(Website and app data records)
= = = =

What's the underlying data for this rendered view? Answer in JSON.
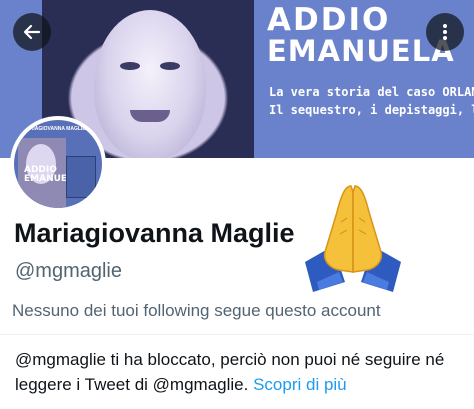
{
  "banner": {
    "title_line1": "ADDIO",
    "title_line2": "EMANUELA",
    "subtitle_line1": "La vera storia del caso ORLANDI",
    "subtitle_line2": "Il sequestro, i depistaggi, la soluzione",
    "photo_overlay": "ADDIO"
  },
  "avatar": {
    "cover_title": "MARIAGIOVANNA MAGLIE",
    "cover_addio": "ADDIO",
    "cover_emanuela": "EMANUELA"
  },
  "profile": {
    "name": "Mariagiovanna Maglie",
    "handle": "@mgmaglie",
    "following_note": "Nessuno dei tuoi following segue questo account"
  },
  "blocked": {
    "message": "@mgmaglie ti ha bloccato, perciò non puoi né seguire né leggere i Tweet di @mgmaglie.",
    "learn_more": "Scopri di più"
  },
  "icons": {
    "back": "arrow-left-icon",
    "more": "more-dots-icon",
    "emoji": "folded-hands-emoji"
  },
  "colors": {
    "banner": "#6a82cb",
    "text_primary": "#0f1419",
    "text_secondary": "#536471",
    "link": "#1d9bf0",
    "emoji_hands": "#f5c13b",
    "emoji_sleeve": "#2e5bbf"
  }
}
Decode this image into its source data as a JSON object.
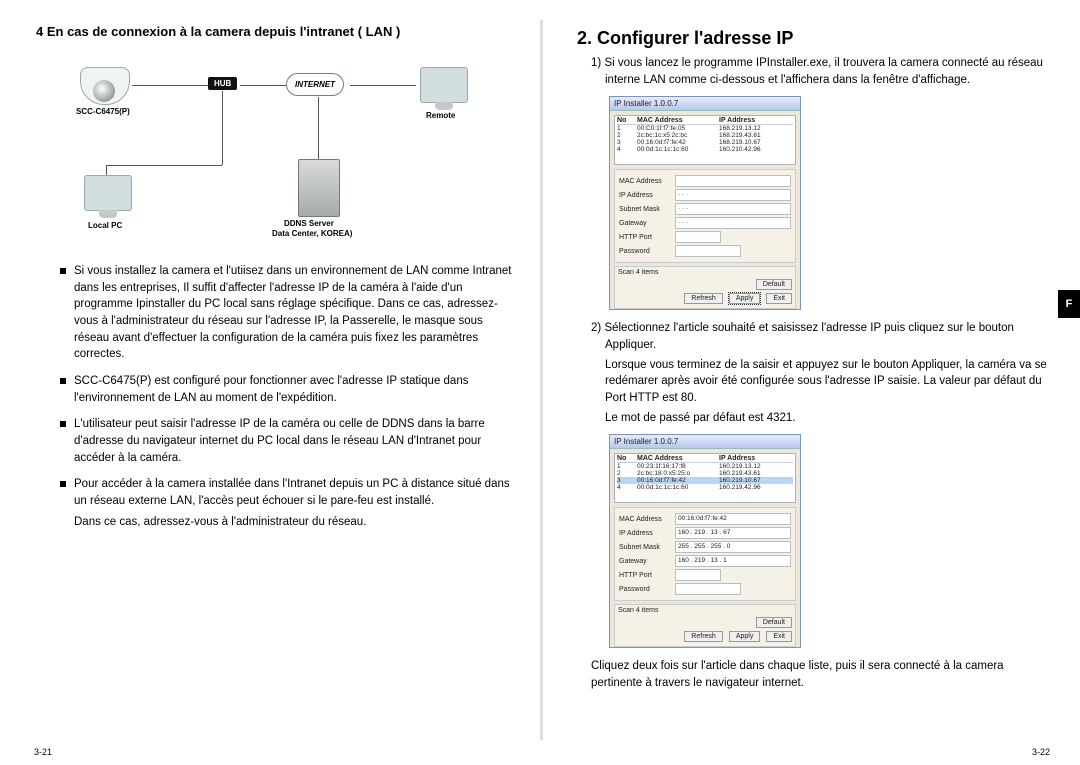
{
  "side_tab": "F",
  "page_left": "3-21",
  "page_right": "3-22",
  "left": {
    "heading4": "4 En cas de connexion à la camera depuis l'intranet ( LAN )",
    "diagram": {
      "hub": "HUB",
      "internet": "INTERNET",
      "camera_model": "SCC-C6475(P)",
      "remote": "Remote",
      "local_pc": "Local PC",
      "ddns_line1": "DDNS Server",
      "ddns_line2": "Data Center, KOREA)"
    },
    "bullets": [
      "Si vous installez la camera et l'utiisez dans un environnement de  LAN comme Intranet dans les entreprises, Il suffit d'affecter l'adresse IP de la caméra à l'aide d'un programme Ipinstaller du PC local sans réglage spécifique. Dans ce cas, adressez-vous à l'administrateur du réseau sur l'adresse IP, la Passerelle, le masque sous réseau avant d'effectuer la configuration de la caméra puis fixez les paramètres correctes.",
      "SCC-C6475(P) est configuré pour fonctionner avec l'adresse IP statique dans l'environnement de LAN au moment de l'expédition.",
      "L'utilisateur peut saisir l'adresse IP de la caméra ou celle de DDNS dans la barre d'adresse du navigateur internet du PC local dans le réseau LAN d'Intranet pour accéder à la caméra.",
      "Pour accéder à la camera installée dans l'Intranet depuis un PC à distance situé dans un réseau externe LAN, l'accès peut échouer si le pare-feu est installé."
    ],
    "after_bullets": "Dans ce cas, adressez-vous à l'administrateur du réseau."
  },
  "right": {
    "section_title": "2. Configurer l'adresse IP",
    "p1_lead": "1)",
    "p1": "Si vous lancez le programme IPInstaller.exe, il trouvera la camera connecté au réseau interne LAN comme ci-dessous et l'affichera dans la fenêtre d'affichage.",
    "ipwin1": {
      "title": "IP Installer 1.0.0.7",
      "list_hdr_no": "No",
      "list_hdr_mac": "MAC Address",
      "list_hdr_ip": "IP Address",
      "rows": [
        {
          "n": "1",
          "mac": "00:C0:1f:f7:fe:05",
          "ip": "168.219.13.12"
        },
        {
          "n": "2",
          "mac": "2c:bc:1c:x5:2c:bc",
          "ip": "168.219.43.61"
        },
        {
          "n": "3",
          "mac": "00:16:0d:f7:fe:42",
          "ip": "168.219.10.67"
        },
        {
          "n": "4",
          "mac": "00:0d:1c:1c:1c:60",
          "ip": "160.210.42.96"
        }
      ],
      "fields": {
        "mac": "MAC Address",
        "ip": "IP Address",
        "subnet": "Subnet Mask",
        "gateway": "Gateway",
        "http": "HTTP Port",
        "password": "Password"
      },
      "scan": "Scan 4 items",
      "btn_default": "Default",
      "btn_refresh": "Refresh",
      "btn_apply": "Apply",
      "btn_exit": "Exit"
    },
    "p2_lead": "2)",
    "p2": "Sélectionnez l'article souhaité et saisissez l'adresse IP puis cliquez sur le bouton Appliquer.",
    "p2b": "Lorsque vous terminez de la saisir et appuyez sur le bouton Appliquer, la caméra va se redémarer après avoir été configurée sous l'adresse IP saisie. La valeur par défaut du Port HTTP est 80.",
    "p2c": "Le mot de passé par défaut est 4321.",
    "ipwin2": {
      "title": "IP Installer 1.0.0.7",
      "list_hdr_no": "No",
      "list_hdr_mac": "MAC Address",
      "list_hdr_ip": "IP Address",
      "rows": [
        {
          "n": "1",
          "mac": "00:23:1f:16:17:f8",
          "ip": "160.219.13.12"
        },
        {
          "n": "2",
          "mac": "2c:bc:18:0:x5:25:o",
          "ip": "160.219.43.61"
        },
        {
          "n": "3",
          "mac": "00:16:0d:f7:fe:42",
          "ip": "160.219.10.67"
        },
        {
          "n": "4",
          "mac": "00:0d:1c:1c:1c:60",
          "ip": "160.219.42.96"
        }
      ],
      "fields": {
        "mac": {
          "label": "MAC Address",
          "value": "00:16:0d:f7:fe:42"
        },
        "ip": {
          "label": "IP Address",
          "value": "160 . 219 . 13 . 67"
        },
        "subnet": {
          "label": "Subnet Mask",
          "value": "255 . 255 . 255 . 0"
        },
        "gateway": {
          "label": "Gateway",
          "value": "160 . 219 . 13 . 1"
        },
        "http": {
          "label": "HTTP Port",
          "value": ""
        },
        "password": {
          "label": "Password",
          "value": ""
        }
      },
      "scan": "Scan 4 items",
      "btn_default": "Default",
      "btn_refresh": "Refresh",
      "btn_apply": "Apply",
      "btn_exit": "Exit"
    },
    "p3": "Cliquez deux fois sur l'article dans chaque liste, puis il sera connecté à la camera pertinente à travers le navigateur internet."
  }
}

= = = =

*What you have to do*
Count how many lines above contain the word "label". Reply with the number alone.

*Answer area*
6